GlobalFoundries of Milpitas, Calif., did not immediately respond to United Press International phone and e-mail inquiries about its interest in the property and related questions.
The company -- created by the divestiture of the manufacturing side of the Advanced Micro Devices Inc. semiconductor company in 2009 -- operates a nearly completed a $6.9 billion plant on 222 acres 70 miles north of Saugerties in Malta near Saratoga Springs.
GlobalFoundries said last month it would invest $2.3 billion in additional equipment to increase production at the Malta plant, known as Fab 8, which employs more than 1,300 people.
The investment is fueled by increased customer demand, Vice President and plant General Manager Eric Choh told The (Albany, N.Y.) Business Review.
GlobalFoundries -- whose biggest investor is an arm of the government of Abu Dhabi in the United Arab Emirates -- has more than 150 customers, including AMD and IBM Corp.
"I think there is renewed interest as GlobalFoundries continues to grow up by Saratoga," O'Halloran told the Freeman, adding the Saugerties property was in high demand for chip making because the soil's clay base -- made famous in the abundant mud of Woodstock '94 -- minimizes manufacturing vibrations.
"It's in the top one or two cited locations for chip manufacturing in the United States," said O'Halloran, whose agency offers taxable and tax-exempt bonding for business expansion and relocation.
Woodstock '94 -- commemorating the 25th anniversary of the 1969 Woodstock Music & Art Fair, known informally as the Woodstock Festival or just Woodstock -- attracted an estimated 350,000 people and such music superstars as Aerosmith, Crosby, Stills & Nash, Sheryl Crow, Bob Dylan, Metallica, Red Hot Chili Peppers and Santana.

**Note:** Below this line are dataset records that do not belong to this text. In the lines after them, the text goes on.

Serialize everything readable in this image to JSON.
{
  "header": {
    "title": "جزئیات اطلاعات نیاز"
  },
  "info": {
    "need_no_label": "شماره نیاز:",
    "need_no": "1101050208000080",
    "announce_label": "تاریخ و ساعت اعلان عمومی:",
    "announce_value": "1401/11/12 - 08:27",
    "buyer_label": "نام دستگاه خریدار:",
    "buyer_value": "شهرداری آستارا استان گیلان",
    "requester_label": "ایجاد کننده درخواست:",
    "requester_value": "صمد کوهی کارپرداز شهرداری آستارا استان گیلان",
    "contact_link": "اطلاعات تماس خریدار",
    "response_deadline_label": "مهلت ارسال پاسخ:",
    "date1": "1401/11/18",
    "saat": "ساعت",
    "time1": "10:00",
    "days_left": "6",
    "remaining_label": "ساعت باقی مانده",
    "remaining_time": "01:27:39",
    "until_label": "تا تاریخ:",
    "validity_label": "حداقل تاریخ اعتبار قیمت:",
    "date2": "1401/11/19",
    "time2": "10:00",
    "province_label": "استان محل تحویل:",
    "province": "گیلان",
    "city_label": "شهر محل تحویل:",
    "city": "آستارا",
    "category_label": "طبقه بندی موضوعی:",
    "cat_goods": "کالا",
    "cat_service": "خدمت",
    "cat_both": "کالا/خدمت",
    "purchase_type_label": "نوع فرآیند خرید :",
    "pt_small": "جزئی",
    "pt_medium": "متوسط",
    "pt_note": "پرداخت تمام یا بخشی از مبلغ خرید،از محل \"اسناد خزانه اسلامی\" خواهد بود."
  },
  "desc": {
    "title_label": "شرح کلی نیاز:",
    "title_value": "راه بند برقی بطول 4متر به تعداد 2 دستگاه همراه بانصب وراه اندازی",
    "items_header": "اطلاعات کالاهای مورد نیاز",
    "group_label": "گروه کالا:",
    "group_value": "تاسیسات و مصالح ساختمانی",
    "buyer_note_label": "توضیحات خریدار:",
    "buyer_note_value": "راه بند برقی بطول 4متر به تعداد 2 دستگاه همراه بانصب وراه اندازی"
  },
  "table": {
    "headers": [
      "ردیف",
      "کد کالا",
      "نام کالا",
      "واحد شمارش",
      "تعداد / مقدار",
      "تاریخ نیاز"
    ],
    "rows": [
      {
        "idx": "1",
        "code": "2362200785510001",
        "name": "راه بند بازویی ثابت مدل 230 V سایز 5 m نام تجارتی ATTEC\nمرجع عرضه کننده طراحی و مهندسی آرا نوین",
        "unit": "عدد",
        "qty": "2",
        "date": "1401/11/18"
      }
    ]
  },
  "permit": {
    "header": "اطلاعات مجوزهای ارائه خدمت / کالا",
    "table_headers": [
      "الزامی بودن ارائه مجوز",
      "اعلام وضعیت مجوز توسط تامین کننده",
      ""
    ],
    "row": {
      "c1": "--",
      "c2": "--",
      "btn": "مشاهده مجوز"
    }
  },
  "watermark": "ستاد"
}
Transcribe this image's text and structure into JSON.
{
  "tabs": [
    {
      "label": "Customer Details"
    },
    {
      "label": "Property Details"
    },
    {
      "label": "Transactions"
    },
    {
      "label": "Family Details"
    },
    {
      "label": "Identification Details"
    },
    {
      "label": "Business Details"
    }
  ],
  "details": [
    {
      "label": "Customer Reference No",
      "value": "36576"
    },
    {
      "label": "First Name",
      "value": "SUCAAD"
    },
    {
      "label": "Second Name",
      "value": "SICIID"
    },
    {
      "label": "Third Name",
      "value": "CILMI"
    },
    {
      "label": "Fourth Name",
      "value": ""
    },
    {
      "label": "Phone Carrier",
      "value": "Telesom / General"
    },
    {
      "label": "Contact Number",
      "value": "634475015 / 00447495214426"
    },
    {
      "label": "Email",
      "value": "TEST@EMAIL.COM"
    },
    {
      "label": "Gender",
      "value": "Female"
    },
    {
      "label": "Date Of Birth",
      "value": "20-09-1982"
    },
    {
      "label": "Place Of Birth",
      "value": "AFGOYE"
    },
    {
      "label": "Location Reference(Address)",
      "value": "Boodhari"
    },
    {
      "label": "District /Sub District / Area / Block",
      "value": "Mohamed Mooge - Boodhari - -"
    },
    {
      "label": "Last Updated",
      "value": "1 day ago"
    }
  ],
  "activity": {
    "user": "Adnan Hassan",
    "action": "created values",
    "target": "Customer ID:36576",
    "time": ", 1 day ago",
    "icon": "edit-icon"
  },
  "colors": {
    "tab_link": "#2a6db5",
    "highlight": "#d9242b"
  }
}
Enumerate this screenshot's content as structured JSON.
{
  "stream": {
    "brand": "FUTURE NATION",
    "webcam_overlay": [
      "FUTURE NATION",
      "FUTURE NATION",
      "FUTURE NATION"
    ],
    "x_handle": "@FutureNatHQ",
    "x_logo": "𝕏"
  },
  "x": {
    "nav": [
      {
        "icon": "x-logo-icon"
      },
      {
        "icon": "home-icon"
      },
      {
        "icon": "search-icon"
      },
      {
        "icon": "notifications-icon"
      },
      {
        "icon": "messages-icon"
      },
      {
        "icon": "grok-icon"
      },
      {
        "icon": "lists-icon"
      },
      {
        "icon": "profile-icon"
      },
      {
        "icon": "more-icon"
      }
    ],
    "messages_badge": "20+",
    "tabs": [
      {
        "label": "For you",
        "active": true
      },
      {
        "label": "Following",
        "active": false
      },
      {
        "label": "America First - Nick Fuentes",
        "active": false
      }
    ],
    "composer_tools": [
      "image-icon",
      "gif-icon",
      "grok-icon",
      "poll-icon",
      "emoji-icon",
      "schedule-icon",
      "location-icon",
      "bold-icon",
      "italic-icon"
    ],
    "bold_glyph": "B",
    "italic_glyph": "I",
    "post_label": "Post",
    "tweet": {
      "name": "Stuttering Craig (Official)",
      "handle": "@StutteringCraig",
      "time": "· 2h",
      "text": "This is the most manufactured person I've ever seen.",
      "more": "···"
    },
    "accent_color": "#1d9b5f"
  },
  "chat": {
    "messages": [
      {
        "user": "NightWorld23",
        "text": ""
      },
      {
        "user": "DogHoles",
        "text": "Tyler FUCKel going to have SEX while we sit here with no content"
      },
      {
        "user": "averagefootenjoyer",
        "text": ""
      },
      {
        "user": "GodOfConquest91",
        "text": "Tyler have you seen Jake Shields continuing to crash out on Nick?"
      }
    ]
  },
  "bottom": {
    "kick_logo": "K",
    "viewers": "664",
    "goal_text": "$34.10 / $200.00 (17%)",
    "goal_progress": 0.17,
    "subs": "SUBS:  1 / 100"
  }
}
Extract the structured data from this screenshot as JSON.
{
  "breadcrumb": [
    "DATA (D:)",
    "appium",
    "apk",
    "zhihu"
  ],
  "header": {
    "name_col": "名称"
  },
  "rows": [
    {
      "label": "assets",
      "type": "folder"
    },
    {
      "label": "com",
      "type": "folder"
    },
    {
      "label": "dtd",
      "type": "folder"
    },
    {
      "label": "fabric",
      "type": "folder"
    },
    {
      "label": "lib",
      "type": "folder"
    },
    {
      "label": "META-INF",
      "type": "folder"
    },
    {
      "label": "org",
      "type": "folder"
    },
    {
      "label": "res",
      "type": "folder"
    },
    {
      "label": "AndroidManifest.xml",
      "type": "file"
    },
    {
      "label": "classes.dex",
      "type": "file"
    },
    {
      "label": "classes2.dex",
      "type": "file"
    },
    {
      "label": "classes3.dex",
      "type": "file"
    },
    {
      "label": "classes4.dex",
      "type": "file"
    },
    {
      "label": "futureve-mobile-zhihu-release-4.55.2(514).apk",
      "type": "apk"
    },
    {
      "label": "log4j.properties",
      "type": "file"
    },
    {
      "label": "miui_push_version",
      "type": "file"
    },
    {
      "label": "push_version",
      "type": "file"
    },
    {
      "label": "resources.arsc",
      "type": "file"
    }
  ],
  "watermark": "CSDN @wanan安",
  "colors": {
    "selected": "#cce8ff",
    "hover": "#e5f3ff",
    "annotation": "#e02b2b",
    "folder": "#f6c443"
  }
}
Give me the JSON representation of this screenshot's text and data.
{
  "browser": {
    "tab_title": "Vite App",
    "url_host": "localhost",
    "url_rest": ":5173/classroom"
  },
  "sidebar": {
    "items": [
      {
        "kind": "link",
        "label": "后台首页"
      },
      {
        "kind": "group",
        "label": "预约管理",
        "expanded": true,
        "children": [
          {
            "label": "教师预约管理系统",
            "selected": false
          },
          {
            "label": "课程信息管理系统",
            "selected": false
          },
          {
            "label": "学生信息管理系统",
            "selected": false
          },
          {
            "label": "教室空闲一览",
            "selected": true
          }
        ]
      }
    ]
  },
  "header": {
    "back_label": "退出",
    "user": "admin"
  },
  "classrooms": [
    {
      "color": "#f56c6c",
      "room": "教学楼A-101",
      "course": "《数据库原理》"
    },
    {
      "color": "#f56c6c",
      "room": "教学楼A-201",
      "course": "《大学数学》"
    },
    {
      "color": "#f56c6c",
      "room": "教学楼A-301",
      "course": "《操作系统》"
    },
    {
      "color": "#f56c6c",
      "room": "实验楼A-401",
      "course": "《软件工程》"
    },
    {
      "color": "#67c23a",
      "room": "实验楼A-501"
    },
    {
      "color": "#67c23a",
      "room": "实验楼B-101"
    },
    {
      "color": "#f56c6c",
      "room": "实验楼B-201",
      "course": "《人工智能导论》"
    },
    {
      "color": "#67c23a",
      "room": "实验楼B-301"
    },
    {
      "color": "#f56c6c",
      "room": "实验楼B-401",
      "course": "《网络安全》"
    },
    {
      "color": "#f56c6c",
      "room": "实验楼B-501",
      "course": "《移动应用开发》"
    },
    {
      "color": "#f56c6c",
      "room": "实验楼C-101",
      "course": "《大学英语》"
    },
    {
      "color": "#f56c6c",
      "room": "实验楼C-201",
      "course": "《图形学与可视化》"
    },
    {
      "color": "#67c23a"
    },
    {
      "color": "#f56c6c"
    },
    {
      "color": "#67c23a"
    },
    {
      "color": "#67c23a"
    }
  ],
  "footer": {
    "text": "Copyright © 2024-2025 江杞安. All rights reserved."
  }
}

Woodstock promoter Michael Lang said last month he wanted to build a performing arts center for up to 30,000 people on the same property.
O'Halloran told the Freeman he was unsure if the center and chip-making plant could both operate on the property.